[Page and application data records]
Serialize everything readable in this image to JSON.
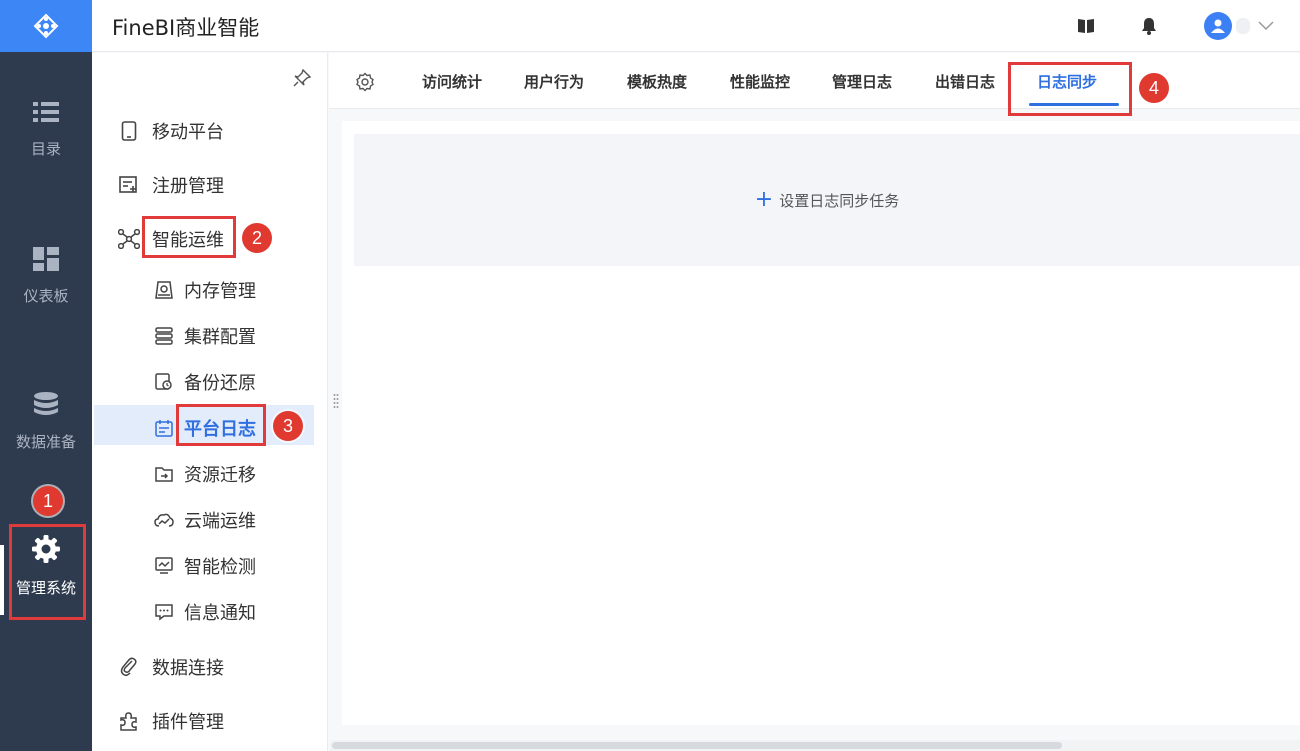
{
  "app": {
    "title": "FineBI商业智能"
  },
  "rail": {
    "items": [
      {
        "label": "目录",
        "icon": "list-icon"
      },
      {
        "label": "仪表板",
        "icon": "dashboard-icon"
      },
      {
        "label": "数据准备",
        "icon": "database-icon"
      },
      {
        "label": "管理系统",
        "icon": "gear-icon"
      }
    ]
  },
  "subnav": {
    "items": [
      {
        "label": "移动平台",
        "icon": "mobile-icon"
      },
      {
        "label": "注册管理",
        "icon": "register-icon"
      },
      {
        "label": "智能运维",
        "icon": "ops-icon"
      },
      {
        "label": "数据连接",
        "icon": "link-icon"
      },
      {
        "label": "插件管理",
        "icon": "plugin-icon"
      }
    ],
    "subitems": [
      {
        "label": "内存管理",
        "icon": "memory-icon"
      },
      {
        "label": "集群配置",
        "icon": "cluster-icon"
      },
      {
        "label": "备份还原",
        "icon": "backup-icon"
      },
      {
        "label": "平台日志",
        "icon": "log-icon"
      },
      {
        "label": "资源迁移",
        "icon": "migrate-icon"
      },
      {
        "label": "云端运维",
        "icon": "cloud-icon"
      },
      {
        "label": "智能检测",
        "icon": "monitor-icon"
      },
      {
        "label": "信息通知",
        "icon": "message-icon"
      }
    ],
    "selected": "平台日志"
  },
  "tabs": [
    {
      "label": "访问统计"
    },
    {
      "label": "用户行为"
    },
    {
      "label": "模板热度"
    },
    {
      "label": "性能监控"
    },
    {
      "label": "管理日志"
    },
    {
      "label": "出错日志"
    },
    {
      "label": "日志同步"
    }
  ],
  "active_tab": "日志同步",
  "content": {
    "add_task_label": "设置日志同步任务"
  },
  "annotations": {
    "badges": [
      "1",
      "2",
      "3",
      "4"
    ],
    "highlight_color": "#e03a3a"
  },
  "colors": {
    "accent": "#2f6fe0",
    "rail_bg": "#2e3a4e",
    "logo_bg": "#3d86f6"
  }
}
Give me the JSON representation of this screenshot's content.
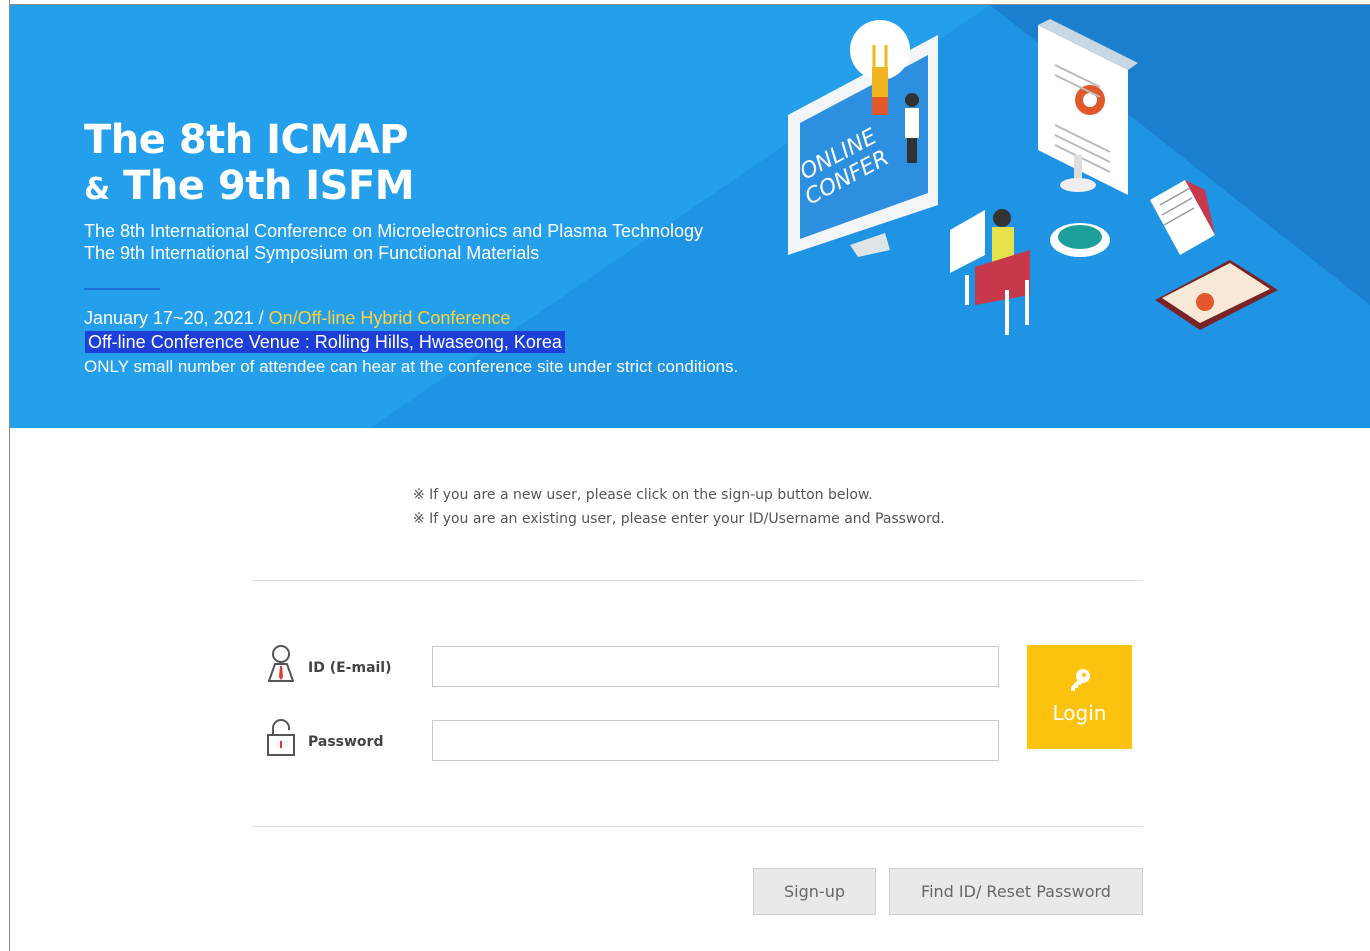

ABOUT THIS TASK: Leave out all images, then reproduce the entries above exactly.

WRITTEN SOLUTION:
Serialize everything readable in this image to JSON.
{
  "app": {
    "title": "FineBI商业智能"
  },
  "rail": {
    "items": [
      {
        "label": "目录",
        "icon": "list-icon"
      },
      {
        "label": "仪表板",
        "icon": "dashboard-icon"
      },
      {
        "label": "数据准备",
        "icon": "database-icon"
      },
      {
        "label": "管理系统",
        "icon": "gear-icon"
      }
    ]
  },
  "subnav": {
    "items": [
      {
        "label": "移动平台",
        "icon": "mobile-icon"
      },
      {
        "label": "注册管理",
        "icon": "register-icon"
      },
      {
        "label": "智能运维",
        "icon": "ops-icon"
      },
      {
        "label": "数据连接",
        "icon": "link-icon"
      },
      {
        "label": "插件管理",
        "icon": "plugin-icon"
      }
    ],
    "subitems": [
      {
        "label": "内存管理",
        "icon": "memory-icon"
      },
      {
        "label": "集群配置",
        "icon": "cluster-icon"
      },
      {
        "label": "备份还原",
        "icon": "backup-icon"
      },
      {
        "label": "平台日志",
        "icon": "log-icon"
      },
      {
        "label": "资源迁移",
        "icon": "migrate-icon"
      },
      {
        "label": "云端运维",
        "icon": "cloud-icon"
      },
      {
        "label": "智能检测",
        "icon": "monitor-icon"
      },
      {
        "label": "信息通知",
        "icon": "message-icon"
      }
    ],
    "selected": "平台日志"
  },
  "tabs": [
    {
      "label": "访问统计"
    },
    {
      "label": "用户行为"
    },
    {
      "label": "模板热度"
    },
    {
      "label": "性能监控"
    },
    {
      "label": "管理日志"
    },
    {
      "label": "出错日志"
    },
    {
      "label": "日志同步"
    }
  ],
  "active_tab": "日志同步",
  "content": {
    "add_task_label": "设置日志同步任务"
  },
  "annotations": {
    "badges": [
      "1",
      "2",
      "3",
      "4"
    ],
    "highlight_color": "#e03a3a"
  },
  "colors": {
    "accent": "#2f6fe0",
    "rail_bg": "#2e3a4e",
    "logo_bg": "#3d86f6"
  }
}
Give me the JSON representation of this screenshot's content.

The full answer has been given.